I construe that we are trying to prove here : $\mathbb{R}$ is an ordered set and that's why we are checking the transitivity and trichotomy requirements

If $\alpha<\beta$ and $\beta<\gamma$, it is clear that $\alpha<\gamma$. (A proper subset of a proper subset is a proper subset).

It is also clear that at most one of the three relations

$\alpha<\beta$, $\alpha = \beta$, $\beta<\alpha$

can hold true for any pair.

To show that, atleast one holds, assume that the first two fail. Then $\alpha$ is not a subset of $\beta$. Hence, there is a $p\in\alpha$ with $p\notin\beta$. If $q\in\beta$, it follows that $q<p$(since $p\notin\beta$), hence $q\in\alpha$ by (II).

I did not follow why $q<p$.

$\endgroup$
  • 1
    $\begingroup$ I suggest you ask question 1 and 2 in a new question. $\endgroup$ – user99914 Sep 2 '16 at 4:38
  • 1
    $\begingroup$ That's on of the properties/definitions of cuts. q in Beta if p <= q, then p would also be in Beta. $\endgroup$ – fleablood Sep 2 '16 at 4:39
  • 1
    $\begingroup$ It's worth noting that the construction of the reals is not a strict requirement to understanding the heart of analysis. Press on with the subject and you may find other topics less challenging $\endgroup$ – eepperly16 Sep 2 '16 at 4:50
  • 2
    $\begingroup$ Rudin himself put the construction in an appendix and considered it tedious and abstract. The most important thing is to know that the Reals have distinct and well stated properties and we can no longer make naive high school like assumptions about numbers. That the reals are an ordered field containing the rationals with the least upper bound and what that means is more important than the construction of it. $\endgroup$ – fleablood Sep 2 '16 at 4:59
1
$\begingroup$

That follows from the definition of a cut (and trichotomy of $\mathbb Q$). If instead $q >p$, since $q\in \beta$, then $p \in \beta$ (See (II) in the definition of a cut)

$\endgroup$

Your Answer

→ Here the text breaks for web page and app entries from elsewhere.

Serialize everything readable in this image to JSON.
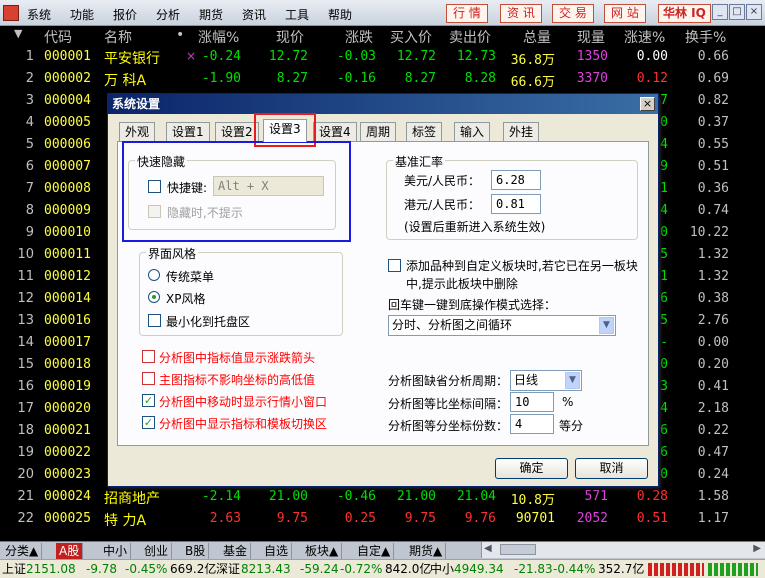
{
  "menubar": {
    "items": [
      "系统",
      "功能",
      "报价",
      "分析",
      "期货",
      "资讯",
      "工具",
      "帮助"
    ],
    "nav": [
      "行 情",
      "资 讯",
      "交 易",
      "网 站"
    ],
    "iq": "华林 IQ",
    "win": [
      "_",
      "□",
      "×"
    ]
  },
  "quote": {
    "headers": [
      "代码",
      "名称",
      "•",
      "涨幅%",
      "现价",
      "涨跌",
      "买入价",
      "卖出价",
      "总量",
      "现量",
      "涨速%",
      "换手%"
    ],
    "rows": [
      {
        "idx": "1",
        "code": "000001",
        "name": "平安银行",
        "mark": "×",
        "chg_pct": "-0.24",
        "price": "12.72",
        "chg": "-0.03",
        "bid": "12.72",
        "ask": "12.73",
        "vol": "36.8万",
        "cur": "1350",
        "spd": "0.00",
        "turn": "0.66"
      },
      {
        "idx": "2",
        "code": "000002",
        "name": "万  科A",
        "mark": "",
        "chg_pct": "-1.90",
        "price": "8.27",
        "chg": "-0.16",
        "bid": "8.27",
        "ask": "8.28",
        "vol": "66.6万",
        "cur": "3370",
        "spd": "0.12",
        "turn": "0.69"
      },
      {
        "idx": "3",
        "code": "000004",
        "name": "",
        "mark": "",
        "chg_pct": "",
        "price": "",
        "chg": "",
        "bid": "",
        "ask": "",
        "vol": "",
        "cur": "",
        "spd": "7",
        "turn": "0.82"
      },
      {
        "idx": "4",
        "code": "000005",
        "name": "",
        "mark": "",
        "chg_pct": "",
        "price": "",
        "chg": "",
        "bid": "",
        "ask": "",
        "vol": "",
        "cur": "",
        "spd": "0",
        "turn": "0.37"
      },
      {
        "idx": "5",
        "code": "000006",
        "name": "",
        "mark": "",
        "chg_pct": "",
        "price": "",
        "chg": "",
        "bid": "",
        "ask": "",
        "vol": "",
        "cur": "",
        "spd": "4",
        "turn": "0.55"
      },
      {
        "idx": "6",
        "code": "000007",
        "name": "",
        "mark": "",
        "chg_pct": "",
        "price": "",
        "chg": "",
        "bid": "",
        "ask": "",
        "vol": "",
        "cur": "",
        "spd": "9",
        "turn": "0.51"
      },
      {
        "idx": "7",
        "code": "000008",
        "name": "",
        "mark": "",
        "chg_pct": "",
        "price": "",
        "chg": "",
        "bid": "",
        "ask": "",
        "vol": "",
        "cur": "",
        "spd": "1",
        "turn": "0.36"
      },
      {
        "idx": "8",
        "code": "000009",
        "name": "",
        "mark": "",
        "chg_pct": "",
        "price": "",
        "chg": "",
        "bid": "",
        "ask": "",
        "vol": "",
        "cur": "",
        "spd": "4",
        "turn": "0.74"
      },
      {
        "idx": "9",
        "code": "000010",
        "name": "",
        "mark": "",
        "chg_pct": "",
        "price": "",
        "chg": "",
        "bid": "",
        "ask": "",
        "vol": "",
        "cur": "",
        "spd": "0",
        "turn": "10.22"
      },
      {
        "idx": "10",
        "code": "000011",
        "name": "",
        "mark": "",
        "chg_pct": "",
        "price": "",
        "chg": "",
        "bid": "",
        "ask": "",
        "vol": "",
        "cur": "",
        "spd": "5",
        "turn": "1.32"
      },
      {
        "idx": "11",
        "code": "000012",
        "name": "",
        "mark": "",
        "chg_pct": "",
        "price": "",
        "chg": "",
        "bid": "",
        "ask": "",
        "vol": "",
        "cur": "",
        "spd": "1",
        "turn": "1.32"
      },
      {
        "idx": "12",
        "code": "000014",
        "name": "",
        "mark": "",
        "chg_pct": "",
        "price": "",
        "chg": "",
        "bid": "",
        "ask": "",
        "vol": "",
        "cur": "",
        "spd": "6",
        "turn": "0.38"
      },
      {
        "idx": "13",
        "code": "000016",
        "name": "",
        "mark": "",
        "chg_pct": "",
        "price": "",
        "chg": "",
        "bid": "",
        "ask": "",
        "vol": "",
        "cur": "",
        "spd": "5",
        "turn": "2.76"
      },
      {
        "idx": "14",
        "code": "000017",
        "name": "",
        "mark": "",
        "chg_pct": "",
        "price": "",
        "chg": "",
        "bid": "",
        "ask": "",
        "vol": "",
        "cur": "",
        "spd": "-",
        "turn": "0.00"
      },
      {
        "idx": "15",
        "code": "000018",
        "name": "",
        "mark": "",
        "chg_pct": "",
        "price": "",
        "chg": "",
        "bid": "",
        "ask": "",
        "vol": "",
        "cur": "",
        "spd": "0",
        "turn": "0.20"
      },
      {
        "idx": "16",
        "code": "000019",
        "name": "",
        "mark": "",
        "chg_pct": "",
        "price": "",
        "chg": "",
        "bid": "",
        "ask": "",
        "vol": "",
        "cur": "",
        "spd": "3",
        "turn": "0.41"
      },
      {
        "idx": "17",
        "code": "000020",
        "name": "",
        "mark": "",
        "chg_pct": "",
        "price": "",
        "chg": "",
        "bid": "",
        "ask": "",
        "vol": "",
        "cur": "",
        "spd": "4",
        "turn": "2.18"
      },
      {
        "idx": "18",
        "code": "000021",
        "name": "",
        "mark": "",
        "chg_pct": "",
        "price": "",
        "chg": "",
        "bid": "",
        "ask": "",
        "vol": "",
        "cur": "",
        "spd": "6",
        "turn": "0.22"
      },
      {
        "idx": "19",
        "code": "000022",
        "name": "",
        "mark": "",
        "chg_pct": "",
        "price": "",
        "chg": "",
        "bid": "",
        "ask": "",
        "vol": "",
        "cur": "",
        "spd": "6",
        "turn": "0.47"
      },
      {
        "idx": "20",
        "code": "000023",
        "name": "",
        "mark": "",
        "chg_pct": "",
        "price": "",
        "chg": "",
        "bid": "",
        "ask": "",
        "vol": "",
        "cur": "",
        "spd": "0",
        "turn": "0.24"
      },
      {
        "idx": "21",
        "code": "000024",
        "name": "招商地产",
        "mark": "",
        "chg_pct": "-2.14",
        "price": "21.00",
        "chg": "-0.46",
        "bid": "21.00",
        "ask": "21.04",
        "vol": "10.8万",
        "cur": "571",
        "spd": "0.28",
        "turn": "1.58"
      },
      {
        "idx": "22",
        "code": "000025",
        "name": "特  力A",
        "mark": "",
        "chg_pct": "2.63",
        "price": "9.75",
        "chg": "0.25",
        "bid": "9.75",
        "ask": "9.76",
        "vol": "90701",
        "cur": "2052",
        "spd": "0.51",
        "turn": "1.17"
      }
    ]
  },
  "dialog": {
    "title": "系统设置",
    "close": "×",
    "tabs": [
      "外观",
      "设置1",
      "设置2",
      "设置3",
      "设置4",
      "周期",
      "标签",
      "输入",
      "外挂"
    ],
    "hotkey_group": {
      "title": "快速隐藏",
      "hotkey_label": "快捷键:",
      "hotkey_value": "Alt + X",
      "hide_no_prompt": "隐藏时,不提示"
    },
    "ui_group": {
      "title": "界面风格",
      "traditional": "传统菜单",
      "xp": "XP风格",
      "minimize_tray": "最小化到托盘区"
    },
    "rate_group": {
      "title": "基准汇率",
      "usd_label": "美元/人民币：",
      "usd_value": "6.28",
      "hkd_label": "港元/人民币：",
      "hkd_value": "0.81",
      "note": "(设置后重新进入系统生效)"
    },
    "add_block": "添加品种到自定义板块时,若它已在另一板块中,提示此板块中删除",
    "enter_label": "回车键一键到底操作模式选择：",
    "enter_value": "分时、分析图之间循环",
    "opts": [
      "分析图中指标值显示涨跌箭头",
      "主图指标不影响坐标的高低值",
      "分析图中移动时显示行情小窗口",
      "分析图中显示指标和模板切换区"
    ],
    "period_label": "分析图缺省分析周期：",
    "period_value": "日线",
    "ratio_label": "分析图等比坐标间隔：",
    "ratio_value": "10",
    "ratio_unit": "%",
    "split_label": "分析图等分坐标份数：",
    "split_value": "4",
    "split_unit": "等分",
    "ok": "确定",
    "cancel": "取消"
  },
  "sectbar": {
    "tabs": [
      "分类▲",
      "A股",
      "中小",
      "创业",
      "B股",
      "基金",
      "自选",
      "板块▲",
      "自定▲",
      "期货▲"
    ]
  },
  "status": {
    "sh": "上证",
    "sh_v": "2151.08",
    "sh_c": "-9.78",
    "sh_p": "-0.45%",
    "sh_a": "669.2亿",
    "sz": "深证",
    "sz_v": "8213.43",
    "sz_c": "-59.24",
    "sz_p": "-0.72%",
    "sz_a": "842.0亿",
    "zx": "中小",
    "zx_v": "4949.34",
    "zx_c": "-21.83",
    "zx_p": "-0.44%",
    "zx_a": "352.7亿"
  },
  "colors": {
    "up": "#ff3030",
    "down": "#00e000",
    "highlight_red": "#e81c1c",
    "highlight_blue": "#1a1ae0"
  }
}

By clicking “Post Your Answer”, you agree to our terms of service, privacy policy and cookie policy

Not the answer you're looking for? Browse other questions tagged or ask your own question.